THE SAN FRANCISCO BOOK FESTIVAL turns out to be exactly what it’s billed as: a “celebration of books”. Leave your cares, your TV, your Internet (although it does rear its ugly head) and your sense of time behind you,and head into an arguably dying realm. After all, the Japanese have already invented the slim, compact, CD ROM book-reading device which you hold in your hand and press a tiny panel to turn the “pages”.
For all that, books, their creators and their enthusiasts appear strangely healthy this weekend, by the end of which strong backs are necessary to cart away compulsive print purchases, many signed by the gang of authors who have descended on the town for the event. Over the weekend, you could attend readings by American book heroes as diverse as Amy Tan, Kareem Abdul-Jabbar, Tobias Wolff, Joy Harjo or Alice Walker, with visits by writers from China, India and Peru.
The Pads, of course, are no exception. Not to be completely out done by the mucho-sexy Frankfurt extravaganza, San Francisco this year featured a strong Irish – Indeed Celtic – presence, with writers travelling from the auld sod and around the US to participate in a special panel entitled “The Wild Colonials: The Writing Irish Abroad”. (more…)
Today – Women’s Day, I’d like to post a gallery to celebrate five women I’ve had the privilege to work with down recent years in my capacity as editor, book designer or e-book formatter – it’s been a pleasure to contribute in a behind-the-scene (or behind the screen as it were) way to their varied and worthy work. Each of these writers have such a broad range of individually great writing, I’d warmly recommend looking them all up. Just click on the images.

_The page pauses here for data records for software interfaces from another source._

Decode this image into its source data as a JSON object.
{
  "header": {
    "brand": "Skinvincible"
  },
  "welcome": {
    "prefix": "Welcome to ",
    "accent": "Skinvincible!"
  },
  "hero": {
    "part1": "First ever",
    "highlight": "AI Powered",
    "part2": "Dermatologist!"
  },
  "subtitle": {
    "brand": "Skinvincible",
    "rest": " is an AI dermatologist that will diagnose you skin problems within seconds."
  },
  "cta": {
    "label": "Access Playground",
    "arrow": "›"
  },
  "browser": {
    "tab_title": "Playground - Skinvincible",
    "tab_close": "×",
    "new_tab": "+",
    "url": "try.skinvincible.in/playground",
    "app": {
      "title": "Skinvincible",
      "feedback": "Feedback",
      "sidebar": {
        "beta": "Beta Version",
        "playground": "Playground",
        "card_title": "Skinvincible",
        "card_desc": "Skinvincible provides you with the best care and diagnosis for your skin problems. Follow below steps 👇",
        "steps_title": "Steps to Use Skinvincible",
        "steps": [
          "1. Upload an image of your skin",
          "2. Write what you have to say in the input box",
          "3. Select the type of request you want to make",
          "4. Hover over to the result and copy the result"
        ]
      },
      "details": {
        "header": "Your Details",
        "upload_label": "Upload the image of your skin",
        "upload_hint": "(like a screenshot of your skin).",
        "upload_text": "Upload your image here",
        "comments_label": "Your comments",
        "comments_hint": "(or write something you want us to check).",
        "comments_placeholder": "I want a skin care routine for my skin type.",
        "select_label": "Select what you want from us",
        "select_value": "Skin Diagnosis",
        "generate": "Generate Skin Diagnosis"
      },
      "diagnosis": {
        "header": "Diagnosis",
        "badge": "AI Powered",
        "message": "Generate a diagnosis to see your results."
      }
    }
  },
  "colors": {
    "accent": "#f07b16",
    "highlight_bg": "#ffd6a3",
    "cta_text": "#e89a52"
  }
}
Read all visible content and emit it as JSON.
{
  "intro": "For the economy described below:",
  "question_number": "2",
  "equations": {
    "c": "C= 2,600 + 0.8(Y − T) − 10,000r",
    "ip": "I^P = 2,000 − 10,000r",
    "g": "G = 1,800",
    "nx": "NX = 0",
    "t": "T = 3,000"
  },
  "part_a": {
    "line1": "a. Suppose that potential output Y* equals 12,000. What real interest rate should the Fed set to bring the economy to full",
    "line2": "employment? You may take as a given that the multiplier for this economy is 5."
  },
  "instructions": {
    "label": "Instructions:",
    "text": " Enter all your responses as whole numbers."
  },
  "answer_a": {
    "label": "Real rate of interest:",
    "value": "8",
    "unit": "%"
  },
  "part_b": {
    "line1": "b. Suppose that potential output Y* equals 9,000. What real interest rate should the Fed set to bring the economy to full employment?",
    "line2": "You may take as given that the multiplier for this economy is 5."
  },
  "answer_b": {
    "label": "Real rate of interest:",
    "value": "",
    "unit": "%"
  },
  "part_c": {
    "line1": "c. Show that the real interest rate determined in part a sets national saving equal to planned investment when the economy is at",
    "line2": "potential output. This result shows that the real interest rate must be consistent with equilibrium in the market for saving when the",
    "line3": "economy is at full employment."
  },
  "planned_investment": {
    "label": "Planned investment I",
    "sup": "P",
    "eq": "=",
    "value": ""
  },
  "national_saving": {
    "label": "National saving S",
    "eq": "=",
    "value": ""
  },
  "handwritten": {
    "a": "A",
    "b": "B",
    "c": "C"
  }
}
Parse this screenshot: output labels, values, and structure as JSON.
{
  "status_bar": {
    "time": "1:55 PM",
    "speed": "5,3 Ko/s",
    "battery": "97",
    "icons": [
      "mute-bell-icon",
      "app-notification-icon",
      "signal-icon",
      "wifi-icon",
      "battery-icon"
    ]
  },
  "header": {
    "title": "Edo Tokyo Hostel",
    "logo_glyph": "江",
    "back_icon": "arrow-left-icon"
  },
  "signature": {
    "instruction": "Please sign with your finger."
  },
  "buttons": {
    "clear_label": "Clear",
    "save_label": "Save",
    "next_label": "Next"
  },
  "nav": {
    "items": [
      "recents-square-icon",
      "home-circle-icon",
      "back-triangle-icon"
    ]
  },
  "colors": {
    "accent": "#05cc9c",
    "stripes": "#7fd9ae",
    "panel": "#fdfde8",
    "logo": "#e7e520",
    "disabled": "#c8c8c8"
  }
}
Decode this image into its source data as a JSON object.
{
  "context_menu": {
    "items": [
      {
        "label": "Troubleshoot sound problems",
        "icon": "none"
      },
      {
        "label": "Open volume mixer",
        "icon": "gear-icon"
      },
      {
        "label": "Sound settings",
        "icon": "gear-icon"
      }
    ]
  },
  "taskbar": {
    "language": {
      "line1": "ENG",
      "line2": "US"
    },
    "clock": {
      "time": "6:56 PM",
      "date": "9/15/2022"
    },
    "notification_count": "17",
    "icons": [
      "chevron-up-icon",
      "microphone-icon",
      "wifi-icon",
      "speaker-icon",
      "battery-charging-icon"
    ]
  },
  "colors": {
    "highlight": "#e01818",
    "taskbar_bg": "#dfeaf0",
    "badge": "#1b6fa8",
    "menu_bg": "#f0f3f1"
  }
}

Starting, of course, with the wonderful Val Mulkerns, not that I’m biased or anything like that …
So click on each image to link to their respective websites.
We don’t actually need a day to celebrate, but we might as well since it’s there !!!
David Bowie, 8 Jan 1947 – 10 Jan 2016 RIP. First posted April 2015, re-posted today.
Click on image to go straight to the interview – or blog post gives context.
So, at the request of friends, I’m uploading my one and only David Bowie interview for posterity, published in Hot Press – hard to believe – 20 years ago. (Click on the image to the left for immediate access). In 1995, I’d long been a Bowie freak and back again, having first seen him as a vision in white satin hot-pants screaming “Jean Jeanie”, but not catching him live for the first time in Paris during the Serious Moonlight tour.
Ziggy Stardust and the Spiders from Mars was the first album I ever bought, followed by every Bowie album ever after that until a certain dodgy period from the early eighties to mid-nineties, but say no more.
There was a heat wave in New York when Hot Press Editor, Niall Stokes phoned me and said, “I’m calling you because I know you’d come home and shoot me if I didn’t … ”
It had been a strange year, kicking off with twelve people dead in a weird chemical warfare attack in the Tokyo subway; Timothy MacVeigh and Terry Nichols killed 168 Americans in Oklahoma City. While an historic peace accord was signed between Israel and the PLO, in Srebrenica, Bosnian Serbs massacred an estimated 7,000 Muslim men, raping thousands of women, in probably the worst European war crime since World War II.
In the art world, a sort of misguided, pre-millennial rococo was everywhere. Body modification through self mutilation and even plastic surgery was at its height. The previous year’s Nine Inch Nails’ album, The Downward Spiral, with its themes of self-harm, addiction and despair had spawned a follow-up album in June. Damien Hirst was suspending dead sheep and cows in formaldehyde and French performance artist Orlan was rearranging her face to resemble iconic works of Art.
It’s hard to believe that just two years previously, Bowie had produced the unspeakably bland Black Tie White Noise. As a massive contrast, Outside was dark in the extreme, offering a musical reflection that sought to capture the prevailing fin de siecle angst. Bowie had been graduating more towards fine art, and had begun to work with Brian Eno. They even visited the Psychiatric unit of a hospital in Vienna to interview artists who had gone to the extreme end of Outsider art. Based on a short story written by Bowie, which is in the sleeve notes, it was filled with deeply disturbing imagery. (more…)
In 1998, I was invited to contribute to an anthology of writings about mothers and daughters, edited by Caledonia Kearns and published by William Morrow, New York.
It was a stunning collection of reflections from a writers ranging from Margaret Sanger to Susan Minot and more, and I saw it as an amazing opportunity to interview my mother and ask her a lot of questions I’d always wanted to ask, and so when she visited New York that Spring, where I was living at the time, we sat over several hours and she talked about growing up in Ireland during the war, the fifties, having kids and being an artist.
In honour of Helen Quinn Mulkerns this mother’s day, I’d like to post it now – with illustrations. Click on the image or here to download the full PDF.
She has her own website at: www.helenmulkerns.com, if you’d like to see more of her art work.
Happy Mother’s day, Mam!